This generous donation will support Lifelites to donate 10 special iPads that come with drop proof covers and are packed full of special apps that help life-limited and disabled children to communicate and play.
Tom Jones chose Lifelites as one of twenty charities he wanted to support this year. Having a large and very close family, including eight grandchildren, Tom told Lifelites that children’s charities have always been especially dear to his heart. He first heard of Lifelites five years ago while he was a master of the Rugby Bastion Lodge, whose PGM at the time had chosen Lifelites as their charity. Since then he has been a supporter in his own right, and when seeing an online post earlier this year about the special Lifelites iPads, he knew he wanted to donate to give more children access to this magical technology.

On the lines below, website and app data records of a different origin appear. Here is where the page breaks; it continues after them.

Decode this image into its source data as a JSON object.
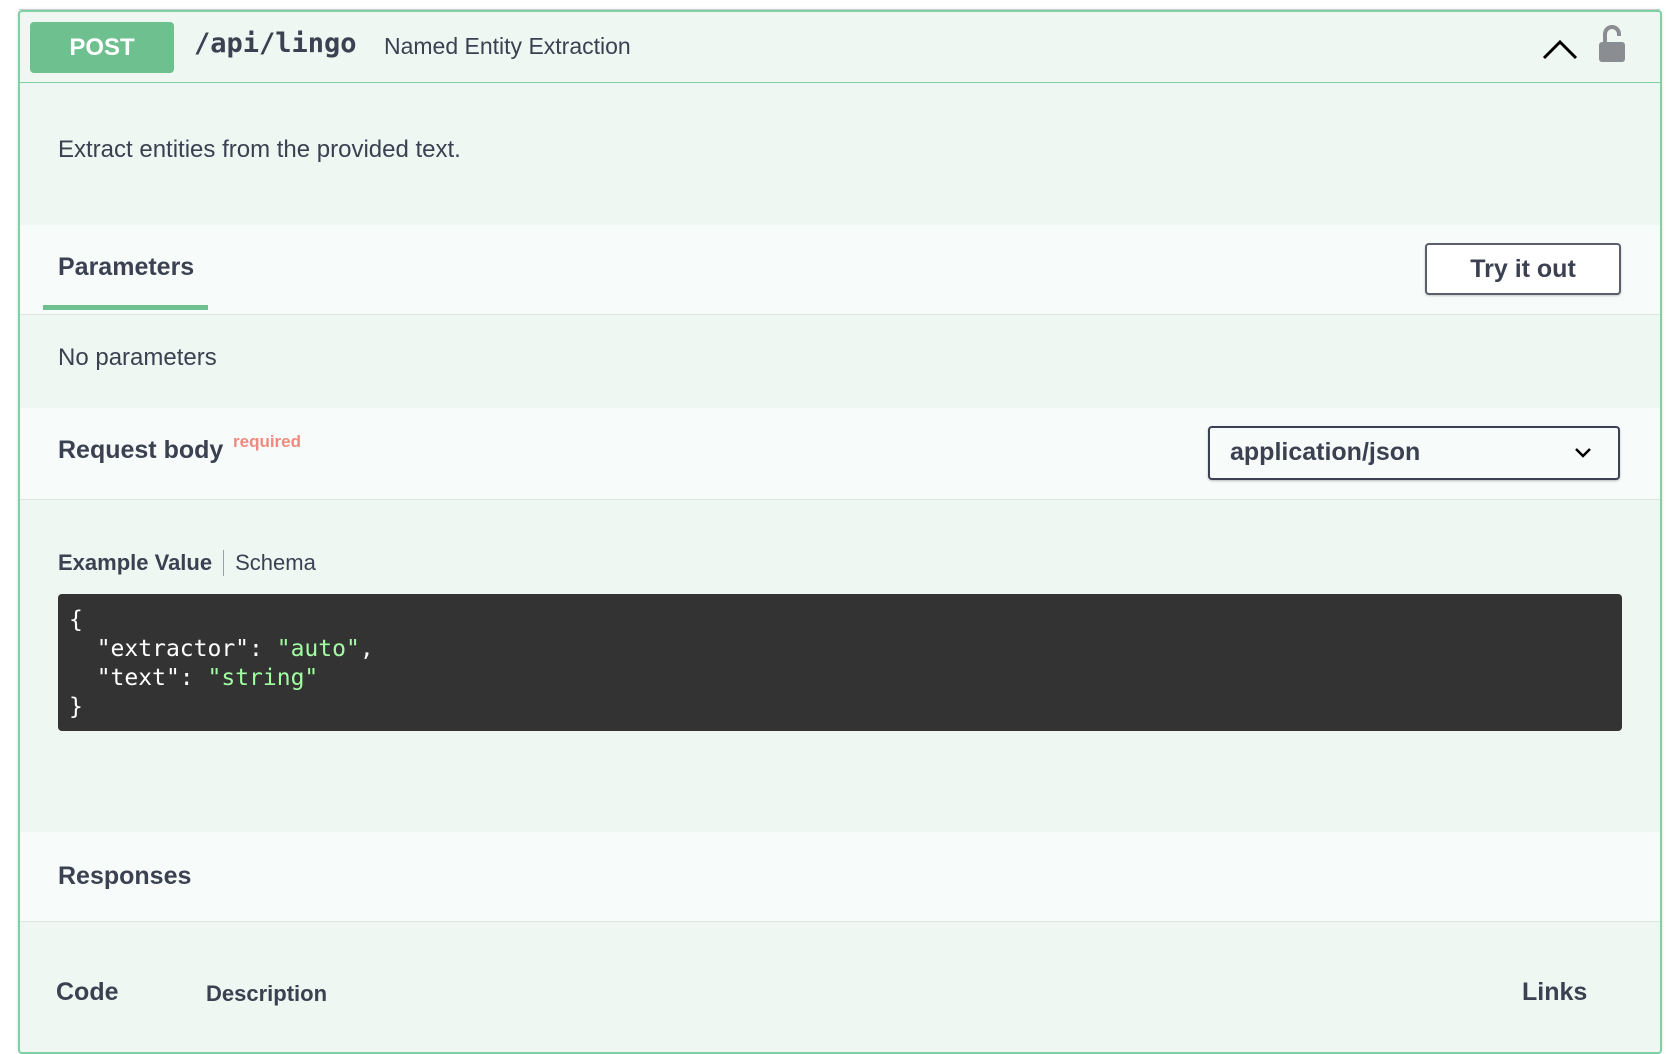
{
  "operation": {
    "method": "POST",
    "path": "/api/lingo",
    "summary": "Named Entity Extraction",
    "description": "Extract entities from the provided text."
  },
  "parameters": {
    "tab_label": "Parameters",
    "try_button_label": "Try it out",
    "empty_text": "No parameters"
  },
  "request_body": {
    "title": "Request body",
    "required_label": "required",
    "content_type": "application/json",
    "tabs": [
      "Example Value",
      "Schema"
    ],
    "example": {
      "open": "{",
      "line1_key": "\"extractor\"",
      "line1_sep": ": ",
      "line1_val": "\"auto\"",
      "line1_comma": ",",
      "line2_key": "\"text\"",
      "line2_sep": ": ",
      "line2_val": "\"string\"",
      "close": "}"
    }
  },
  "responses": {
    "title": "Responses",
    "columns": [
      "Code",
      "Description",
      "Links"
    ]
  },
  "colors": {
    "post_green": "#6fc08f",
    "opblock_bg": "#eef7f2",
    "required_red": "#f08a7f",
    "code_bg": "#333333",
    "string_green": "#a2fca2"
  },
  "icons": {
    "collapse": "chevron-up-icon",
    "auth": "unlocked-icon",
    "select_caret": "chevron-down-icon"
  }
}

Like many, due to the pandemic, Tom says that he has learned a new appreciation for technology and how it can help us all to communicate. Having previously never used Zoom before he said that it had been a huge help to him in keeping in contact both with his family and also with his fellow Freemasons.

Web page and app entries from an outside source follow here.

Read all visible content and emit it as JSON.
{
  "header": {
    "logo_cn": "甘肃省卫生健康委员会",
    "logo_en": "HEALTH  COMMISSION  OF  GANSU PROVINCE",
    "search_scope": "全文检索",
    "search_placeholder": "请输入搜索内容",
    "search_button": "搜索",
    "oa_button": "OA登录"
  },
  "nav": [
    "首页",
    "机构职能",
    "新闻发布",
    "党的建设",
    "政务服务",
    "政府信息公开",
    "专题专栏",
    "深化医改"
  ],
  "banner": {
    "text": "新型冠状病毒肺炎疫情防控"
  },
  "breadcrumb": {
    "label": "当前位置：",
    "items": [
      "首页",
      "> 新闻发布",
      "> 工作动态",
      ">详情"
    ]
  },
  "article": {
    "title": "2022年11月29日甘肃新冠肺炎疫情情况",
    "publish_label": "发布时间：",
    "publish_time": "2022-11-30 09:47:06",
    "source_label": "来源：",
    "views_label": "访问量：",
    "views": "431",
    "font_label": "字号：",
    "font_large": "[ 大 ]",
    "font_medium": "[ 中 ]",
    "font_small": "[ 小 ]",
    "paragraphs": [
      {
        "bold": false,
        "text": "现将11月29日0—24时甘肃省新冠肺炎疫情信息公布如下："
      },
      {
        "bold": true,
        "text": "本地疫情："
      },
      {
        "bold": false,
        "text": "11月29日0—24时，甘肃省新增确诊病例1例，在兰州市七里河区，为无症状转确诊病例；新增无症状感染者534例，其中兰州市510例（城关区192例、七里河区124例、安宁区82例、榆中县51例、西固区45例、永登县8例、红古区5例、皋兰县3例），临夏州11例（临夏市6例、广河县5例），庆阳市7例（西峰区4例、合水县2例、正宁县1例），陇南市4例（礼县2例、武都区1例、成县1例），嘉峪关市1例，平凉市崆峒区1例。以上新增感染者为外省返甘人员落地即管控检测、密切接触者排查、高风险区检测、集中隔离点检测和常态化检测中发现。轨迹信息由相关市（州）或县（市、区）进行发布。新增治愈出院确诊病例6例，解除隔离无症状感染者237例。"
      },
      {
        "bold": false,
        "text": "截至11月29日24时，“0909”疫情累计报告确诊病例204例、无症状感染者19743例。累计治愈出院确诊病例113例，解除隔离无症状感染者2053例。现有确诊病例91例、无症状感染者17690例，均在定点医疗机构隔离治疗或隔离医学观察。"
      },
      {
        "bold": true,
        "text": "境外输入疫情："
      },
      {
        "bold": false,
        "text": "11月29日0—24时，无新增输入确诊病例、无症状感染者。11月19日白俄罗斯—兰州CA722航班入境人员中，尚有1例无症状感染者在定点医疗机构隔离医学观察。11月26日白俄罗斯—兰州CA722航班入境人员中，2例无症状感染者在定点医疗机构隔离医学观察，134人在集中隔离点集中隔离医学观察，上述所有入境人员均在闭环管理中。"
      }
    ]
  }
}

But for many life-limited and disabled children, this technology has always been vital in enabling them to communicate in ways they may not have been able to before. This was a large part of why Tom wanted to donate in particular to help fund Lifelites iPads, one of the most popular pieces of Lifelites donated technologies.
Lifelites empowers 10,000 life-limited and disabled children and young people in hospices by providing them with opportunities to benefit from the power of assistive and inclusive technologies to learn, to be creative, to communicate and to take control. There is a Lifelites project for children using every baby and children’s hospice service across the British Isles. The hospices do not pay a penny towards their Lifelites project and all of Lifelites’ work is funded by donations: the equipment, ongoing technical support and training at each hospice costs around £50,000 over four years.